Thursday, September 13, 2012
So who knew that the RCAF Winter Experimental Establishment (WEE) flight stripped the paint off of Spitfire XIV TZ138 during its time in Canada? I sure didn't until today. Then I saw this photo. Very cool. One small point is that the Meteor is Meteor IV RA421, not Meteor III EE311 which was written off in June 1946 in Ontario. And why does the Prentice look pink?
Wednesday, September 12, 2012
Tuesday, September 11, 2012
Another new fündekals sheet also has Canadian content, even if it wears U.S. markings. The USAAF actually bought a few Canadian built Mosquitos, called them F-8s, and the "Spook" was the most famous of these Mosquitos. This is a slightly more complicated sheet than is usual with fündekals as it includes the usual serials, insignia, and nose art, but also stencils. Again everything is perfectly printed and the colours are spot on and you are directed to www.fundekals.com to download an instruction sheet for decal placement and scheme information. In this case, the instruction sheet is the highlight of the set. Spanning eight pages, it may be the best monograph ever published on the "Spook." And hey, who doesn't want to build a Mosquito in the dayfighter scheme with U.S. insignia with the red surrounds?
Monday, September 10, 2012
When I first read this story yesterday, I had only one though. How had I slept through almost a whole year; because the only possible explanation is that it is April 1, 2013, right? Guess not. Some think this is a viable option. (Here is another story with some nice F-35 v. Arrow graphics. It must be true, a little chart in the newspaper said so!)
Ok, whatever...which I believe is also the Canadian Government's official position.
But I do have that old tool Hobbycraft Arrow lying around. Hum...
Saturday, September 8, 2012
Title: The Ice Pilots
Author: Michael Vlessides
Publisher: Douglas & McIntyre
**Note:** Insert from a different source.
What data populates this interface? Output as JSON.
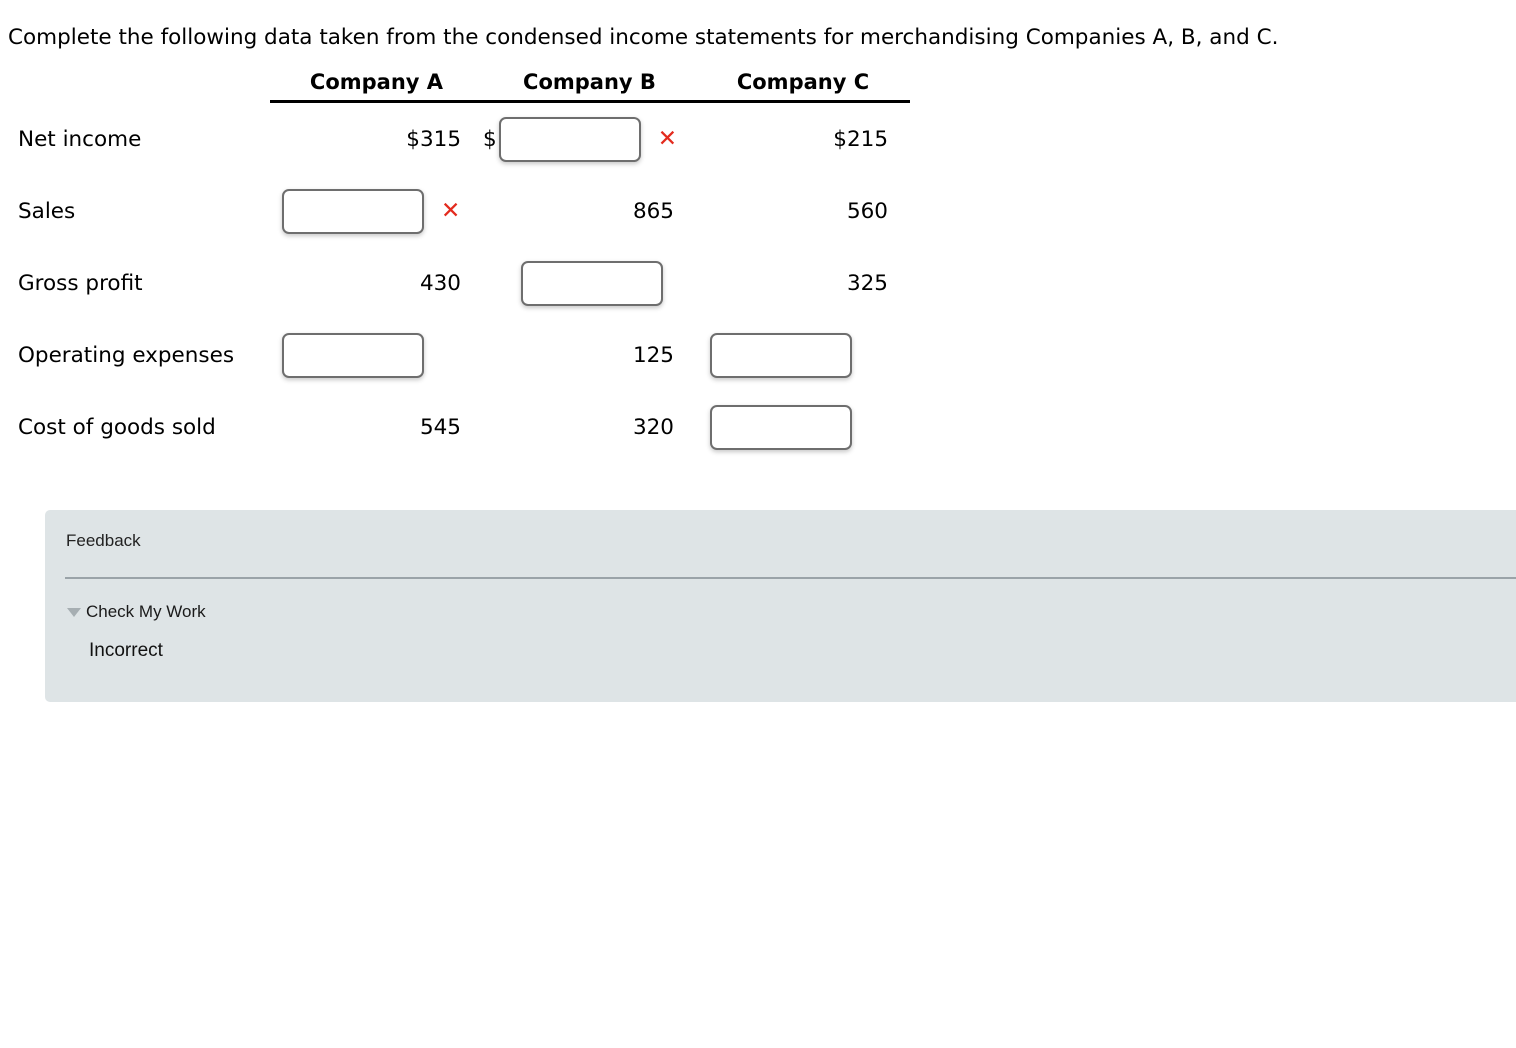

I'll admit it, watching Ice Pilots NWT is a guilty pleasure of mine and this book is an equally guilty supplement. Less a history of Buffalo Airways, it is more of a combination of company stories, tales of other northern bush pilots, the author's experiences at Buffalo Airways, and, oddly, his own experience with the North. The book is easy to digest and fun, but made me wish for more depth. While the author's experiences at Buffalo seem germane to the title; especially his interactions with Joe McBryan, his history with the North really doesn't matter to anyone but himself. Additionally, his little history vigenetes of other bush pilots come off as oddly placed as some have no context to the story at all. But the book does provide good insight into the behind the scenes (or is it screen) operations at Buffalo and there are some interesting interviews with Mikey McBryan that show more depth than viewers of the TV show might expect.
Friday, September 7, 2012
A couple of weeks ago (Saturday August 25, 2012 to be precise), I attended the Flying Heritage Collection Battle of Britain Fly Day. The photos can be found here. (Sorry, I'm too lazy to upload them to the blog.) Aircraft participating included ex-RCAF Hurricane XIIa BW881/N54FH painted as Hurricane XII 5429/L of 135 "Bulldog" Squadron RCAF, Spitfire Vc AR614/N614VC in wartime RAF Czech Squadron markings, and Spitfire IXe SL633/N633VS in post war Czech Air Force markings. (A historical side note: Spitfire AR614 also has a Canadian connection. It was imported to Canada in the early 1960s by Lynn Garrison for the Air Museum of Canada. It later moved on to Don Campbell of Kapuskasing, Ontario and was registered as The two interlopers are a Paine Field firetruck and a Japanese Airlines Boeing 787 Dreamliner (JA828J) on a shakedown flight.